With that being said, the MMS attack has been receiving a lot of attention, and it’s possible that cyber criminals are getting ideas. So it’s best to deactivate auto-retrieval as it preloads videos and messages for you. Here is how to disable the auto-retrieval feature on the most common messaging applications:

Google Hangout

Open the app and select Settings by tapping the three horizontal lines in the top left corner. Click the Settings wheel and then select SMS. Uncheck Auto-retrieve MMS.

hangout_zimperium

Source: Zimperium

WhatsApp

Select Settings by clicking the three dots icon, and then select Chat Settings. Tap Media auto-download and go to the When connected on Wi-Fi. Deselect videos, and then do the same under the When using mobile data option.


whatsapp_en2 whatsapp_en5whatsapp_en1

cleaning-px

Google Messenger

Touch the three vertical dot icon in the upper right corner. Select Settings and then Advanced. Then deselect Auto-retrieve.

Messanger_Lookout3

Source: Lookout

Messanger_Lookout4

 

 

 

 

 

 

 

 

 

 

 

 

 

Messages

Navigate to More and select Settings, then More settings. Click Multimedia messages and then slide the Auto retrieve toggle to the left.

samsung_zimperium1

Source: Zimperium

samsung_zimperium-730x643

Source: Zimperium

Even after deactivating auto-retrieval, be wary of manually loading an MMS from an unknown source, and if you want to be extra safe, don’t load one from friends or family either. They can unknowingly put you at risk if their phone is compromised.

Your consumer choices

While most normal people don’t have the resources to buy the latest and greatest model of every device, it’s important to consider the likelihood that future devices will be more secure than current models. Additionally, important security patches and updates generally won’t be released to devices that can’t support newer versions of Android.

Remember to educate yourself on the operating systems and programs you use, and vigilantly update to newer versions if possible. For example, the Mozilla Firefox browser was also affected by the Stagefright vulnerability, but the issue has been rectified since version 38.

Make your voice heard

Just because the mainstream media has dropped the issue as of late doesn’t mean the Stagefright bug doesn’t affect millions of people around the globe. Voice your own concerns and demand that your carrier keep you updated on the issue.

Make noise on your social media channels and tag Google, your carrier, and your manufacturer in your posts. Forward articles related to the Stagefright issue to your Android-using loved ones.

Switch your operating system

This is an option for more experienced users and not a recommendation for most people. Still, it is an option and should be discussed with more regularity. If your inclined to try this option, consider using firmware with a regularly updated ROM, such as CyanogenMod.

You will need to root your phone, and if you do this you will most likely lose your warranty with your manufacturer. Also be aware that this move will not make you 100% clear of the Stagefright vulnerability or other bugs. The advantage is that you have an Android device, but the hassle of waiting on manufacturers and carriers to adapt patches is removed, and you can receive updates more immediately.
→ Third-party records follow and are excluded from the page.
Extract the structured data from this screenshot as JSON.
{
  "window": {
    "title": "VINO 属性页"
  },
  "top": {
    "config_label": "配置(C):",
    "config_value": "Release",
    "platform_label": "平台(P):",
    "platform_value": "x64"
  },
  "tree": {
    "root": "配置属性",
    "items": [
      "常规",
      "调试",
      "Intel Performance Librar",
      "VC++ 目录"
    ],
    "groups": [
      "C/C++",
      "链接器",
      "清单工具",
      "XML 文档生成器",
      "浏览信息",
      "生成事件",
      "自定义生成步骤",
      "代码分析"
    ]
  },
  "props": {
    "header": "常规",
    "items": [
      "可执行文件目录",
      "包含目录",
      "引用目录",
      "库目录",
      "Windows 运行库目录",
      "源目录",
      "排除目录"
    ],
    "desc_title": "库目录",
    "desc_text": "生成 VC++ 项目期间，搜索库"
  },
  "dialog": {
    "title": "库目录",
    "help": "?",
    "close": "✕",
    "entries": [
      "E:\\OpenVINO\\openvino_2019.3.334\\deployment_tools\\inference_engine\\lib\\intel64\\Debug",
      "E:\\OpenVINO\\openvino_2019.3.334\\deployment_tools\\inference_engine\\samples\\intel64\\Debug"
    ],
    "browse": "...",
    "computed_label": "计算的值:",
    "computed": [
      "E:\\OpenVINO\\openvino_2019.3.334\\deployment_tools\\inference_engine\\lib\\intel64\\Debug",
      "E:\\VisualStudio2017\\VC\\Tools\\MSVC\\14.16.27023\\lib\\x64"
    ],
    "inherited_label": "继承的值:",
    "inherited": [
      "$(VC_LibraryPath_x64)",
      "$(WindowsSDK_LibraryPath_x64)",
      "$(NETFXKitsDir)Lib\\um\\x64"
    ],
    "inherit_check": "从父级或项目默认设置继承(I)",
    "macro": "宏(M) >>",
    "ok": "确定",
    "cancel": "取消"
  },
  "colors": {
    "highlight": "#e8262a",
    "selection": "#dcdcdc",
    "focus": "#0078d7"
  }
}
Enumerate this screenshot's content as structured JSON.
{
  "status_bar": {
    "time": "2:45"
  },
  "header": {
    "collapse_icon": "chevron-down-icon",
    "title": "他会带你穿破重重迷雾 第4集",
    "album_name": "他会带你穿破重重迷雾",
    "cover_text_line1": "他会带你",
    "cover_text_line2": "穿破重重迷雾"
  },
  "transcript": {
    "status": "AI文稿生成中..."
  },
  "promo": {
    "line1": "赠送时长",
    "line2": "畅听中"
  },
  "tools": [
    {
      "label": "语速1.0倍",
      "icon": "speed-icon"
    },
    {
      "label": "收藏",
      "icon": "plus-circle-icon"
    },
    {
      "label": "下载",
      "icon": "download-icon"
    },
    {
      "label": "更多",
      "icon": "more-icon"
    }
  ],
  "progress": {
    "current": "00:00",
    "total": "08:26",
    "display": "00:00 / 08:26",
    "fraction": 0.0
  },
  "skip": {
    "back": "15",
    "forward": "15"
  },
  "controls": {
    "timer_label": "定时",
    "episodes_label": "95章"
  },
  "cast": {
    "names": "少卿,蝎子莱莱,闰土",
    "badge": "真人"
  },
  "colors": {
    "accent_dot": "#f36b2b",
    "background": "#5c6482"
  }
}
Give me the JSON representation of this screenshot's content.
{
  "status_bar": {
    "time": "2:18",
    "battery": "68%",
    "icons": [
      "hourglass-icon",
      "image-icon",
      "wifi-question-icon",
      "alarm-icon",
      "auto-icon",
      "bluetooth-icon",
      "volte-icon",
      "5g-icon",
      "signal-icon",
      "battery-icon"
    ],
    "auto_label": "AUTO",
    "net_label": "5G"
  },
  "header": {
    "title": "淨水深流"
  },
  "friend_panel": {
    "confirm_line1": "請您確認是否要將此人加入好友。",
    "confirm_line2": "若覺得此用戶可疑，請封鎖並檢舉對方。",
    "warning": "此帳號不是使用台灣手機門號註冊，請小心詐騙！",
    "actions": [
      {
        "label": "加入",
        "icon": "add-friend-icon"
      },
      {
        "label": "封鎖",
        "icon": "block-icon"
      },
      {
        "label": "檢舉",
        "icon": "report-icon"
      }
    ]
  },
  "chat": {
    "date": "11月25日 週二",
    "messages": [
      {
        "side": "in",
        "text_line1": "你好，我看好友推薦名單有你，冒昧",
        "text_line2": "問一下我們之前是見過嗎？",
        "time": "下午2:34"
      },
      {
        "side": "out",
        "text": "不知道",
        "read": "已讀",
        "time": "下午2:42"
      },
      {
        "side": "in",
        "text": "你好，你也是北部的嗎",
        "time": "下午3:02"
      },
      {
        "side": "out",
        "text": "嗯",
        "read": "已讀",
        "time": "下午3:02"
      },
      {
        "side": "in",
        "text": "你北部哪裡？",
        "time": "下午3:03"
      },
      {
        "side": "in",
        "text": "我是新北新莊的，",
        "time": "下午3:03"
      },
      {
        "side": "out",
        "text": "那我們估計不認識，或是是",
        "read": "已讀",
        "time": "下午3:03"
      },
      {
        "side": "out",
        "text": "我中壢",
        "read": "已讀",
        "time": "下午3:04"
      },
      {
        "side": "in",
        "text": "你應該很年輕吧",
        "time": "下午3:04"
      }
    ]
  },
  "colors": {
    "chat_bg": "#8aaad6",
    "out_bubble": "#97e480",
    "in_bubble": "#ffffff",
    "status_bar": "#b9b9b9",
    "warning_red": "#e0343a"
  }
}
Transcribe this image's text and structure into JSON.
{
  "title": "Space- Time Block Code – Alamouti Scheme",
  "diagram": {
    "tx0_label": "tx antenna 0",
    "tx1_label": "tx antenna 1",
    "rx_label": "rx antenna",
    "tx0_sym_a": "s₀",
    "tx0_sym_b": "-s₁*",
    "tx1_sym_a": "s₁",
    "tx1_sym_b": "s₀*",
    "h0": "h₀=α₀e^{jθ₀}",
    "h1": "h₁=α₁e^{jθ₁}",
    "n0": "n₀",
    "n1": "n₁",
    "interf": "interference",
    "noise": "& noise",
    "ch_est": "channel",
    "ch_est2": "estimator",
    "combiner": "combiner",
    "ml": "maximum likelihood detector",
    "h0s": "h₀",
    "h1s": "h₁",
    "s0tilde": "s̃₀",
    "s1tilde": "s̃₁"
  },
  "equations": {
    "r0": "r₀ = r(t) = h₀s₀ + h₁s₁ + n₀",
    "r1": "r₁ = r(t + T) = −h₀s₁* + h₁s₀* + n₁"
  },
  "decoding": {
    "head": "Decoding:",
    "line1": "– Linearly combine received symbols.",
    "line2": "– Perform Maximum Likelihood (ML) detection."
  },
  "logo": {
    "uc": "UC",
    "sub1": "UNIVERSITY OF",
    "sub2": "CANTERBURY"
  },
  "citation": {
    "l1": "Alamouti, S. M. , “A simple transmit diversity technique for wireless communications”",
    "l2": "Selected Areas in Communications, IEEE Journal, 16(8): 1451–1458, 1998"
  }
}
As the months go by, we can only hope that there is a real solution to this issue. Remember to stay informed about security updates, subscribe to newsletters, and follow security blogs. Talk to your friends and family, and assert your rights to privacy and safety as a consumer. While developments in technology move at an impressive rate, there’s no point in having all of these fancy devices if we’re moving towards a digital Armageddon. Remember, safety is just as important as progress.

Have a great, exploit-free day!

  • Josh Javage

    Nice to see an informative post, without you trying to sell the Emsisoft Android Anti-Malware product. Nice in-depth info with real ideas on how to avoid the malware. Though I wonder about telling people to root… *shrug*.

  • T. Tapper

    Why the he’ll

  • Jan Beton

    Great Article! Thanks

  • techienumber1

    here is another bit of android info the du battery saver opens a back door on the phone so potential hackers could gain access I found the fault when I downloaded it to save battery power and found that it causes loads of problems